“Do you like men?”
The inquiry may not have been made in as few words, but that’s what it amounted to.
In 2013, former NFL spokesman Greg Aiello went on record after a similar question was asked of former Colorado tight end Nick Kasa.
“There are specific protections in our Collective Bargaining Agreement with the players that prohibit discrimination against any player, including on the basis of sexual orientation,” Aiello said.
Guice’s case wasn’t the first instance of this, and I’d bet top dollar it won’t be the last.
Yes, the question is illegal to ask any potential employee. Yes, the question is deeply homophobic. Yes, the interviewer ought to be fired and the organization he works for fined and punished further.
But what motivated the question in the first place?
In 2014, former Missouri defensive end Michael Sam became the first openly gay man drafted by an NFL team when he went in the seventh round to St. Louis. While he didn’t make the final roster, the fact that he got to that point proves it can be done.
So why does a team ask an illegal question such as this?
In short, it’s because of the fanbase.
NFL fans as a whole are still the farthest away from realizing equality on the field. Some of the old folks who still cling to images of Joe Namath running off the field after a potentially rigged Super Bowl would have a conniption if they saw their team taking a gay player.
Heck, when players started taking knees en masse during the national anthem, I’m sure those same folks were quick to record a Blair Witch-style montage video of them burning their team’s merchandise, complete with frantic rambling about how the team doesn’t respect veterans.
This isn’t to say that a solid majority of NFL fans would care about a gay football player being drafted. Heck, Sam’s jersey became the second-best selling rookie jersey behind Johnny Manziel that year.
However, the lost profit from the fans on the other side of the fence of decency makes Derrius Guice’s question an enticing one for a team.
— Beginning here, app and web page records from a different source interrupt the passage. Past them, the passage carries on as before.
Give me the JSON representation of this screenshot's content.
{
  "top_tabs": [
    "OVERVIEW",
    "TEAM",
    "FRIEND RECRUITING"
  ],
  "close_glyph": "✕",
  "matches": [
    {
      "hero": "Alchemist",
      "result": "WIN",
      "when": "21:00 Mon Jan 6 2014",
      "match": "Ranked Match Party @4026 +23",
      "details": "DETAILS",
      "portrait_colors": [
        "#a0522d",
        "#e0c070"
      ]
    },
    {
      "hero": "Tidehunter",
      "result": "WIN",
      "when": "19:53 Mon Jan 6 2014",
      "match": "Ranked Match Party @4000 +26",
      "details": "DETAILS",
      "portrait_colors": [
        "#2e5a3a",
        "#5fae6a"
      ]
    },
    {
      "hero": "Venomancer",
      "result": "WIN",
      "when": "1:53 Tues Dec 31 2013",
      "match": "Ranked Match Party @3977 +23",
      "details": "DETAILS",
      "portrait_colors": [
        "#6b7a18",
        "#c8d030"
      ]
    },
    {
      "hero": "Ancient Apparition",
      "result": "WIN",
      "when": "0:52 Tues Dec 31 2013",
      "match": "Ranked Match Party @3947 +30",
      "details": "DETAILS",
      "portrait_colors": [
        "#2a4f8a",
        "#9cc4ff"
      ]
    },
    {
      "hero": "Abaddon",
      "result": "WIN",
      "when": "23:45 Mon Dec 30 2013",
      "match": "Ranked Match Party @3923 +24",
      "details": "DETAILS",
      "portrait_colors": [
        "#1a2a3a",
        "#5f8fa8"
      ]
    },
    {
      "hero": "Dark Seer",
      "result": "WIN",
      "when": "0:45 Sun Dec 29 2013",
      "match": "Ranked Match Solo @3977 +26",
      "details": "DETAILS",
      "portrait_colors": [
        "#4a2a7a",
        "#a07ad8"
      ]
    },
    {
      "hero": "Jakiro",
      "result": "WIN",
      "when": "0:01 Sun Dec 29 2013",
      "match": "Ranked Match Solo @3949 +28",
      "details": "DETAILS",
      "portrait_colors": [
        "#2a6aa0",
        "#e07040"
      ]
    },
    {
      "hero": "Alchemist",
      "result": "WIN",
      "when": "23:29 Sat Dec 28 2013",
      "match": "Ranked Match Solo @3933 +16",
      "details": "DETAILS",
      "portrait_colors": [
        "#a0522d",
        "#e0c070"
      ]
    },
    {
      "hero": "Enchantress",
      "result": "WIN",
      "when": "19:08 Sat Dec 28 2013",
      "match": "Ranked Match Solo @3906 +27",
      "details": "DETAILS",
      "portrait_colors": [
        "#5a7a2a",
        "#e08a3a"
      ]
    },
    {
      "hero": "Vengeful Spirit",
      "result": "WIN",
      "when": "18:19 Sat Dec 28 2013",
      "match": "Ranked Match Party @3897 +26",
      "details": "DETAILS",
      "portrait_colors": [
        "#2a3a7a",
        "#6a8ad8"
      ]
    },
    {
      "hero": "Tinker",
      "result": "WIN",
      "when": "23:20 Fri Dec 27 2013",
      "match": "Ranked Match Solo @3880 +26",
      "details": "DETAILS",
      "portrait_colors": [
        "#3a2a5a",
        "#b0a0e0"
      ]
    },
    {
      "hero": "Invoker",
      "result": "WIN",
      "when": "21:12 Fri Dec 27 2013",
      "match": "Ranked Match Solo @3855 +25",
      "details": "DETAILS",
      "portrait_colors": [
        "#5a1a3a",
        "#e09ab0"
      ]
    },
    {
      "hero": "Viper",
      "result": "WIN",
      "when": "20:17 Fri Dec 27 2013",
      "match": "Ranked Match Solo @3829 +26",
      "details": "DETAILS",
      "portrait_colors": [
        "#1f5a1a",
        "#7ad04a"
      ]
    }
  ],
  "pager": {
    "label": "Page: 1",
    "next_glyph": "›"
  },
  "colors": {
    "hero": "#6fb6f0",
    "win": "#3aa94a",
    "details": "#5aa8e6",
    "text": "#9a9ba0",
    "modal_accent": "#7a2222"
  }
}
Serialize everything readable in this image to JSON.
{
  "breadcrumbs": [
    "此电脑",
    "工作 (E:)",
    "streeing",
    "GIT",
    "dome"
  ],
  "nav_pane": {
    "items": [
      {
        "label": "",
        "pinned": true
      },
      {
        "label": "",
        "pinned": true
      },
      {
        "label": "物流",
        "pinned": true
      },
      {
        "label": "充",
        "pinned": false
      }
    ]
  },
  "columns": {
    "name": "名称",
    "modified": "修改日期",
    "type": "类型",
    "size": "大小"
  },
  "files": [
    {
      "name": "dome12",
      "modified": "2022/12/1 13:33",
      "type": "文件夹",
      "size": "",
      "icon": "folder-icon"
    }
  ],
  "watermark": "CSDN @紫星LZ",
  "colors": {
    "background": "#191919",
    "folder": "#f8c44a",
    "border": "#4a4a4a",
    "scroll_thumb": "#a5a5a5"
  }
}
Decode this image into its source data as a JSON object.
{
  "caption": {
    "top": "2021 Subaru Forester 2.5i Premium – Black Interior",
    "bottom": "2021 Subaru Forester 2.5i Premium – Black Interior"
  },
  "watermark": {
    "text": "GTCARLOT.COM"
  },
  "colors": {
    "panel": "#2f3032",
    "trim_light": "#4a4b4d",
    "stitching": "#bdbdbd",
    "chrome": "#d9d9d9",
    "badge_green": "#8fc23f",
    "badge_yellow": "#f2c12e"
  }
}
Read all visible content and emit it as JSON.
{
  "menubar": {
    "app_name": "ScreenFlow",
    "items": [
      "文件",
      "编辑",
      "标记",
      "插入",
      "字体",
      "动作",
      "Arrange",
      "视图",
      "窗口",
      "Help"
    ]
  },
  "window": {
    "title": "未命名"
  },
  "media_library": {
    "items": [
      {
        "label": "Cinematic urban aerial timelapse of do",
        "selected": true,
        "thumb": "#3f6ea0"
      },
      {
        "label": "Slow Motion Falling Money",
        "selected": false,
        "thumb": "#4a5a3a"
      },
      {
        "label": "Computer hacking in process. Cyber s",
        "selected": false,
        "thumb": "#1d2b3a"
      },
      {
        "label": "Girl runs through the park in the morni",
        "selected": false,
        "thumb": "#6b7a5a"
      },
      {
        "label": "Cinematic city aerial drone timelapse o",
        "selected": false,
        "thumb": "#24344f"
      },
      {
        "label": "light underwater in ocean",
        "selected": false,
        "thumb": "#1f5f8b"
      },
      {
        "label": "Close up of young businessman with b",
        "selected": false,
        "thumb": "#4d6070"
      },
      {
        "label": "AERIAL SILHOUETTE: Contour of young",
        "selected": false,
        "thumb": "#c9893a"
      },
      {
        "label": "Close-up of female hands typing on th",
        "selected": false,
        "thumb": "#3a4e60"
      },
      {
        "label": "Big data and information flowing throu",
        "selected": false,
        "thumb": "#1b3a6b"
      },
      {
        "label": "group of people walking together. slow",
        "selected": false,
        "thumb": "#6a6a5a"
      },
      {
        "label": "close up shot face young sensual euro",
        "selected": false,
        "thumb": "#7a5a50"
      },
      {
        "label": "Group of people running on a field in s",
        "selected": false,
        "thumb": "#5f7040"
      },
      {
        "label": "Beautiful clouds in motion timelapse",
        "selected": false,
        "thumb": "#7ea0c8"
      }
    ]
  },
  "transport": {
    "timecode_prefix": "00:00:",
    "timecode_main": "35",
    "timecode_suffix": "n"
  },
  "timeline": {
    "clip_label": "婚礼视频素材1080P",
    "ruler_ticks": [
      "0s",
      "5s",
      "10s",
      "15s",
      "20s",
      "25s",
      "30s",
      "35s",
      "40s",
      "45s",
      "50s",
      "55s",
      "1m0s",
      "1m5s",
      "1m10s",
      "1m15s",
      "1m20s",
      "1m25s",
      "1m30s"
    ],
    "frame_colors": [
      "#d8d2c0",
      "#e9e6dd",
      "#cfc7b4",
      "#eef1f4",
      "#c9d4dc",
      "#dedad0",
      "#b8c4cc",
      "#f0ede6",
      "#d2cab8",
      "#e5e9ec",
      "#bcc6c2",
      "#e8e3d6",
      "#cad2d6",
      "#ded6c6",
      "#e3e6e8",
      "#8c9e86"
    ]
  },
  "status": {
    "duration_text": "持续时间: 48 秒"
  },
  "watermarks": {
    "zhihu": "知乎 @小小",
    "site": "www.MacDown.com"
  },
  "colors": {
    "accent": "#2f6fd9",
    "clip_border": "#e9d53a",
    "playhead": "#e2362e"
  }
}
It becomes less, “Do you like men?” and more, “Will any aspect of your life alienate even our most bigoted supporters?” But it’s still disgusting, immoral and illegal no matter how it’s spun.